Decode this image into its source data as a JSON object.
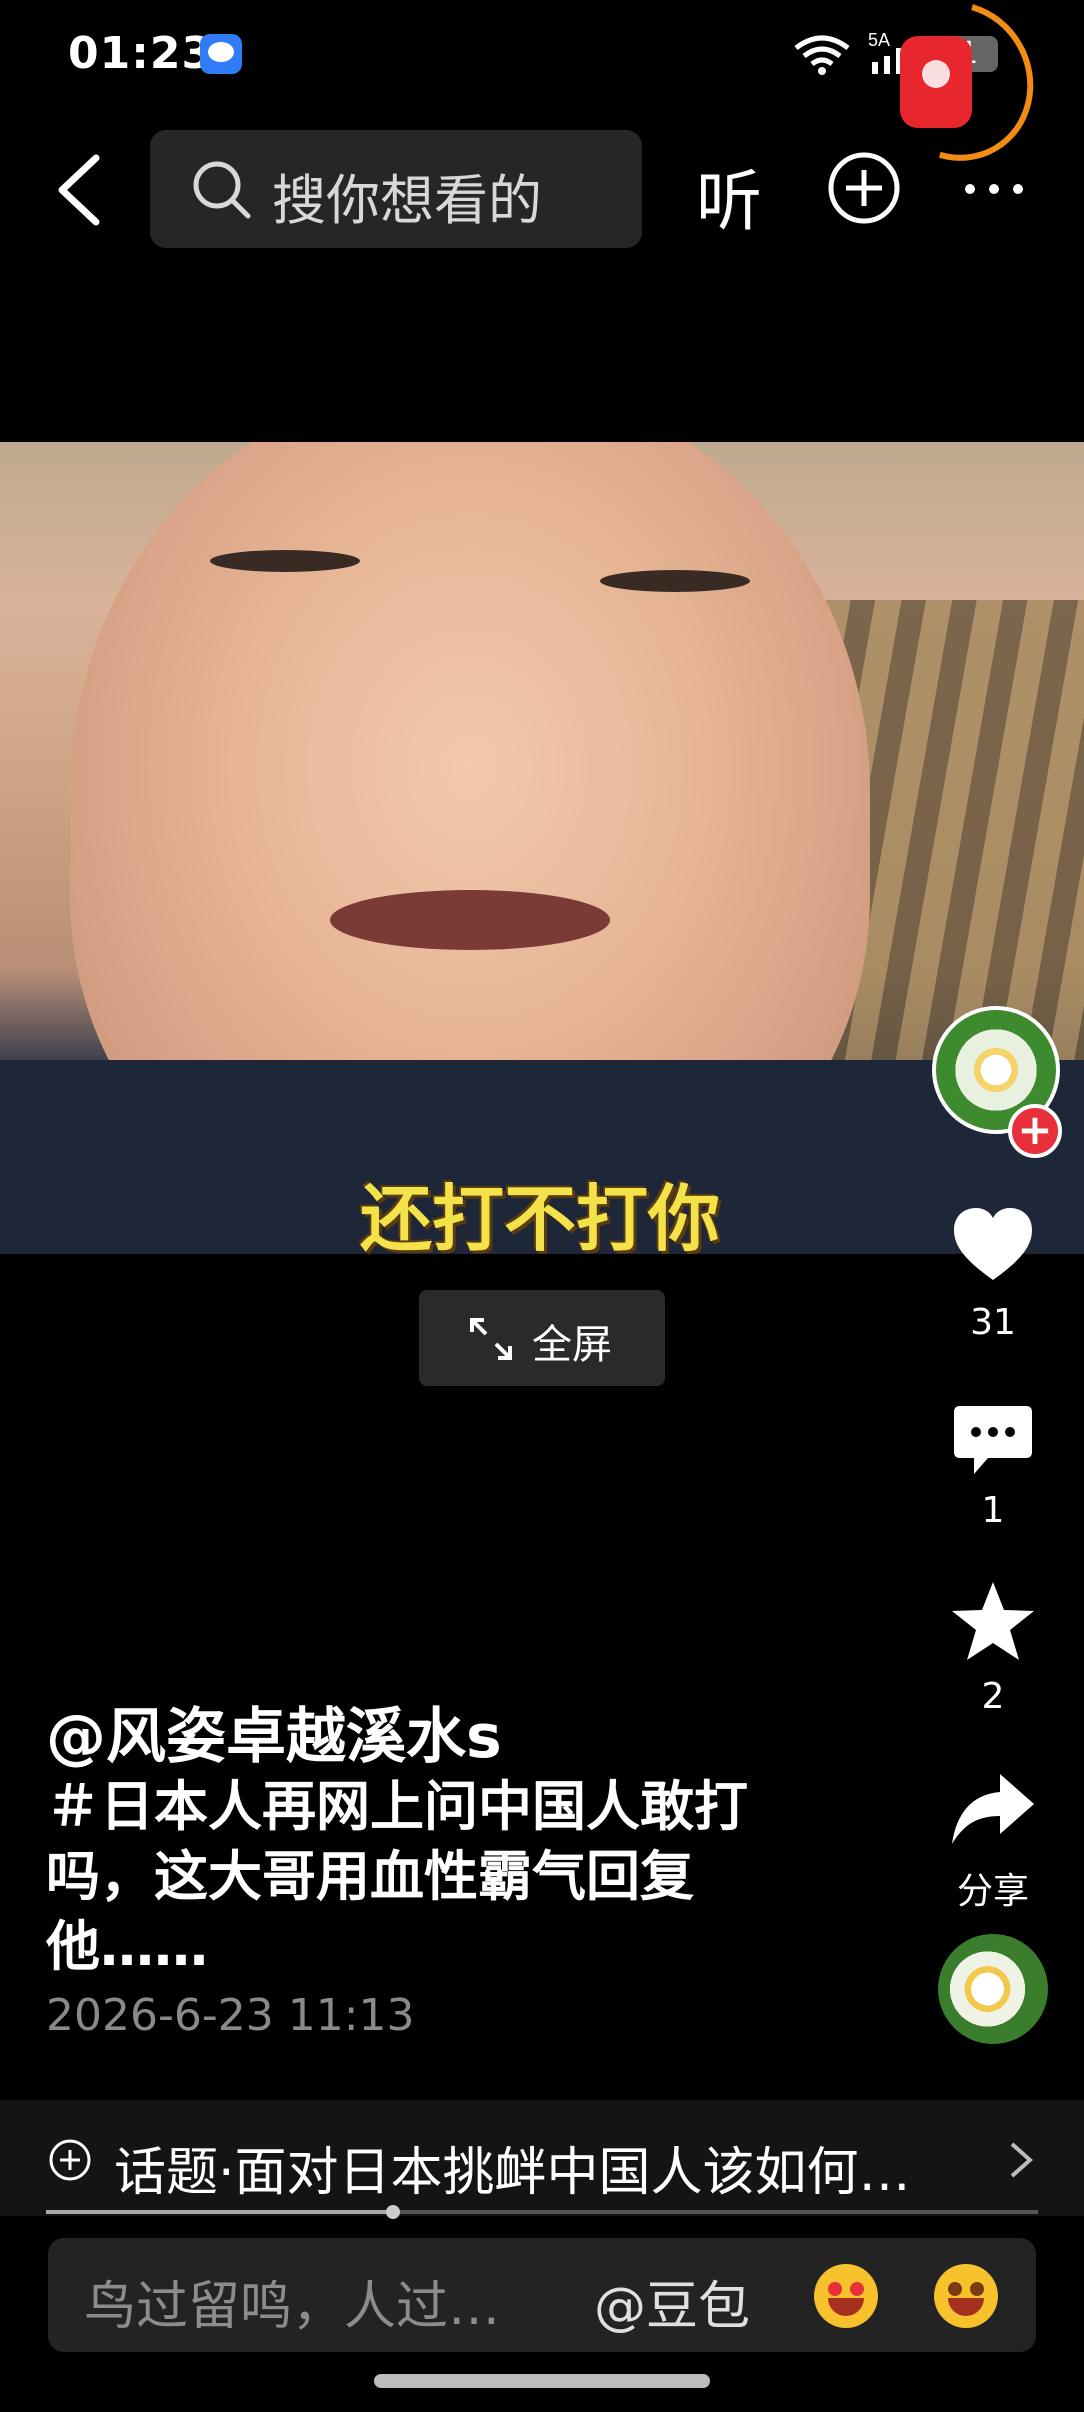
{
  "status_bar": {
    "time": "01:23",
    "network": "5A",
    "battery": "31"
  },
  "top_nav": {
    "search_placeholder": "搜你想看的",
    "listen_label": "听"
  },
  "video": {
    "subtitle": "还打不打你",
    "fullscreen_label": "全屏"
  },
  "actions": {
    "likes": "31",
    "comments": "1",
    "favorites": "2",
    "share_label": "分享"
  },
  "post": {
    "author": "@风姿卓越溪水s",
    "description": "＃日本人再网上问中国人敢打吗，这大哥用血性霸气回复他……",
    "date": "2026-6-23 11:13"
  },
  "topic": {
    "text": "话题·面对日本挑衅中国人该如何…"
  },
  "comment_bar": {
    "placeholder": "鸟过留鸣，人过…",
    "mention": "@豆包"
  },
  "colors": {
    "accent_red": "#e8303c",
    "subtitle_yellow": "#f4e24a"
  }
}
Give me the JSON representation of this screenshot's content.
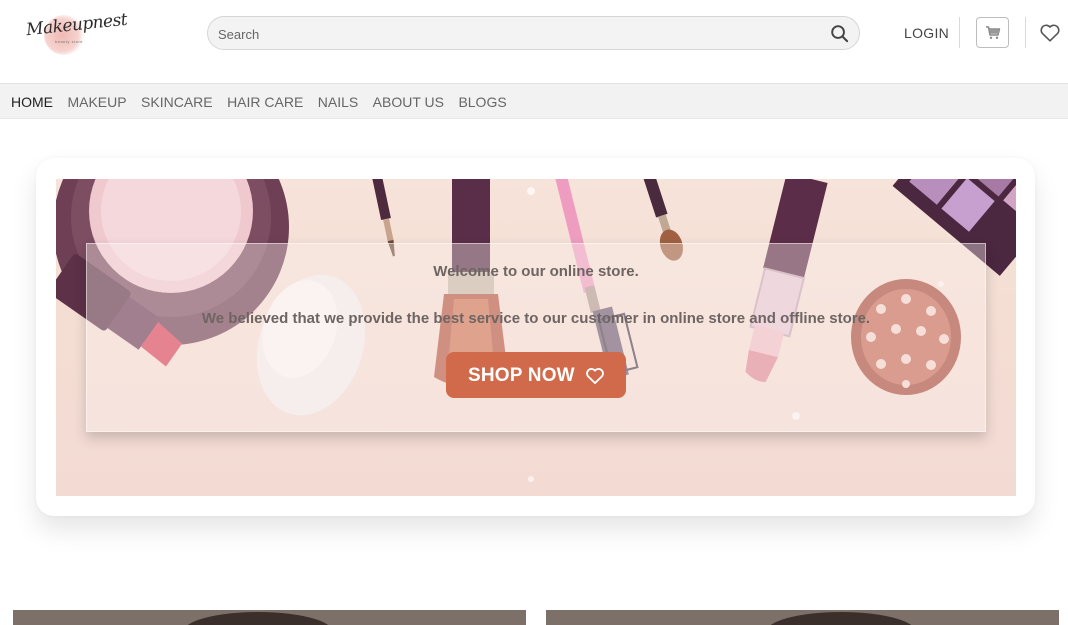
{
  "header": {
    "logo_text": "Makeupnest",
    "logo_tagline": "beauty store",
    "search": {
      "placeholder": "Search"
    },
    "login_label": "LOGIN",
    "icons": {
      "search": "search-icon",
      "cart": "cart-icon",
      "wishlist": "heart-icon"
    }
  },
  "nav": {
    "items": [
      {
        "label": "HOME",
        "active": true
      },
      {
        "label": "MAKEUP"
      },
      {
        "label": "SKINCARE"
      },
      {
        "label": "HAIR CARE"
      },
      {
        "label": "NAILS"
      },
      {
        "label": "ABOUT US"
      },
      {
        "label": "BLOGS"
      }
    ]
  },
  "hero": {
    "welcome": "Welcome to our online store.",
    "tagline": "We believed that we provide the best service to our customer in online store and offline store.",
    "cta_label": "SHOP NOW",
    "cta_icon": "heart-outline-icon"
  },
  "colors": {
    "accent": "#d16a4b",
    "nav_bg": "#f2f2f2",
    "hero_bg": "#f5e1d7",
    "text_muted": "#6e6563"
  }
}
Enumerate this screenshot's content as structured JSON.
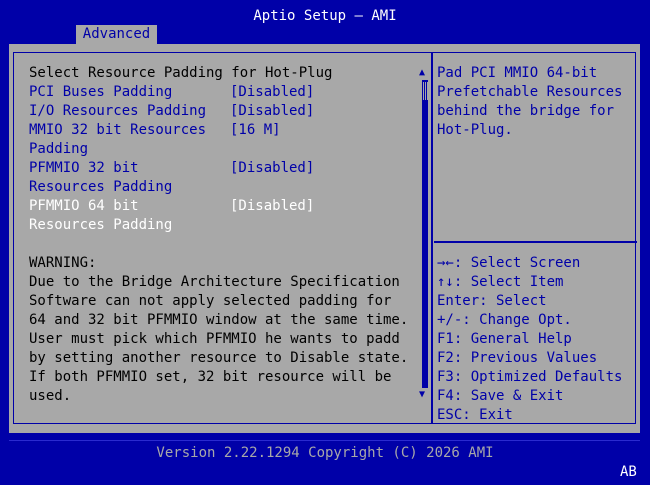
{
  "header": {
    "title": "Aptio Setup – AMI"
  },
  "tabs": [
    {
      "label": "Advanced"
    }
  ],
  "settings": {
    "section_title": "Select Resource Padding for Hot-Plug",
    "items": [
      {
        "label": [
          "PCI Buses Padding"
        ],
        "value": "[Disabled]"
      },
      {
        "label": [
          "I/O Resources Padding"
        ],
        "value": "[Disabled]"
      },
      {
        "label": [
          "MMIO 32 bit Resources",
          "Padding"
        ],
        "value": "[16 M]"
      },
      {
        "label": [
          "PFMMIO 32 bit",
          "Resources Padding"
        ],
        "value": "[Disabled]"
      },
      {
        "label": [
          "PFMMIO 64 bit",
          "Resources Padding"
        ],
        "value": "[Disabled]"
      }
    ],
    "warning": [
      "WARNING:",
      "Due to the Bridge Architecture Specification",
      "Software can not apply selected padding for",
      "64 and 32 bit PFMMIO window at the same time.",
      "User must pick which PFMMIO he wants to padd",
      "by setting another resource to Disable state.",
      "If both PFMMIO set, 32 bit resource will be",
      "used."
    ]
  },
  "help": {
    "description": [
      "Pad PCI MMIO 64-bit",
      "Prefetchable Resources",
      "behind the bridge for",
      "Hot-Plug."
    ],
    "keys": [
      "→←: Select Screen",
      "↑↓: Select Item",
      "Enter: Select",
      "+/-: Change Opt.",
      "F1: General Help",
      "F2: Previous Values",
      "F3: Optimized Defaults",
      "F4: Save & Exit",
      "ESC: Exit"
    ]
  },
  "scrollbar": {
    "up_arrow": "▲",
    "down_arrow": "▼"
  },
  "footer": {
    "version": "Version 2.22.1294 Copyright (C) 2026 AMI",
    "badge": "AB"
  },
  "colors": {
    "background": "#0000a8",
    "panel": "#a8a8a8",
    "item_text": "#0000a8",
    "selected_text": "#ffffff",
    "static_text": "#000000"
  }
}
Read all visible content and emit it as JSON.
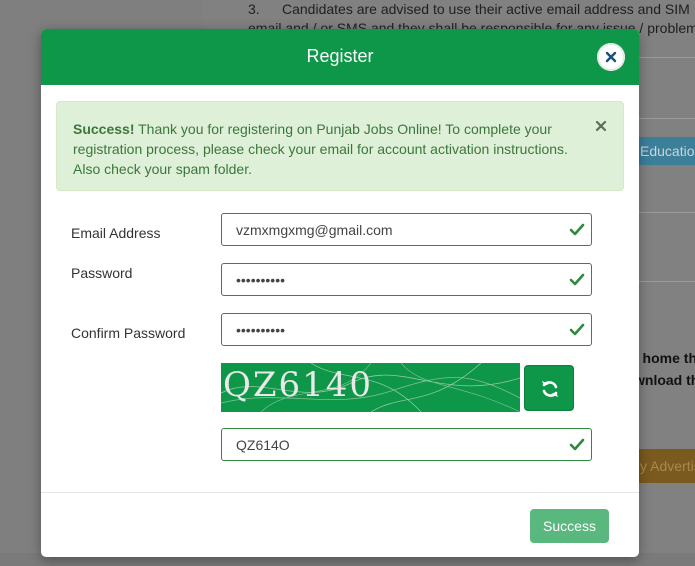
{
  "background": {
    "notice_number": "3.",
    "notice_line1": "Candidates are advised to use their active email address and SIM",
    "notice_line2": "email and / or SMS and they shall be responsible for any issue / problem",
    "education_label": "Educatio",
    "bold_line1": "t home th",
    "bold_line2": "wnload th",
    "advert_label": "y Advertis"
  },
  "modal": {
    "title": "Register",
    "alert": {
      "strong": "Success!",
      "message": " Thank you for registering on Punjab Jobs Online! To complete your registration process, please check your email for account activation instructions. Also check your spam folder."
    },
    "form": {
      "email_label": "Email Address",
      "email_value": "vzmxmgxmg@gmail.com",
      "password_label": "Password",
      "password_value": "••••••••••",
      "confirm_label": "Confirm Password",
      "confirm_value": "••••••••••",
      "captcha_text": "QZ6140",
      "captcha_value": "QZ614O"
    },
    "submit_label": "Success"
  },
  "colors": {
    "brand_green": "#0e9748",
    "success_bg": "#dff0d8",
    "success_text": "#3c763d",
    "button_disabled": "#5ab77e"
  },
  "icons": {
    "close": "close-icon",
    "alert_close": "close-icon",
    "field_valid": "checkmark-icon",
    "refresh": "refresh-icon"
  }
}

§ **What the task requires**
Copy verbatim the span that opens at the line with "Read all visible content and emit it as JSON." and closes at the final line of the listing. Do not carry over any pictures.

§ **Written response**
Read all visible content and emit it as JSON.
{
  "background": {
    "notice_number": "3.",
    "notice_line1": "Candidates are advised to use their active email address and SIM",
    "notice_line2": "email and / or SMS and they shall be responsible for any issue / problem",
    "education_label": "Educatio",
    "bold_line1": "t home th",
    "bold_line2": "wnload th",
    "advert_label": "y Advertis"
  },
  "modal": {
    "title": "Register",
    "alert": {
      "strong": "Success!",
      "message": " Thank you for registering on Punjab Jobs Online! To complete your registration process, please check your email for account activation instructions. Also check your spam folder."
    },
    "form": {
      "email_label": "Email Address",
      "email_value": "vzmxmgxmg@gmail.com",
      "password_label": "Password",
      "password_value": "••••••••••",
      "confirm_label": "Confirm Password",
      "confirm_value": "••••••••••",
      "captcha_text": "QZ6140",
      "captcha_value": "QZ614O"
    },
    "submit_label": "Success"
  },
  "colors": {
    "brand_green": "#0e9748",
    "success_bg": "#dff0d8",
    "success_text": "#3c763d",
    "button_disabled": "#5ab77e"
  },
  "icons": {
    "close": "close-icon",
    "alert_close": "close-icon",
    "field_valid": "checkmark-icon",
    "refresh": "refresh-icon"
  }
}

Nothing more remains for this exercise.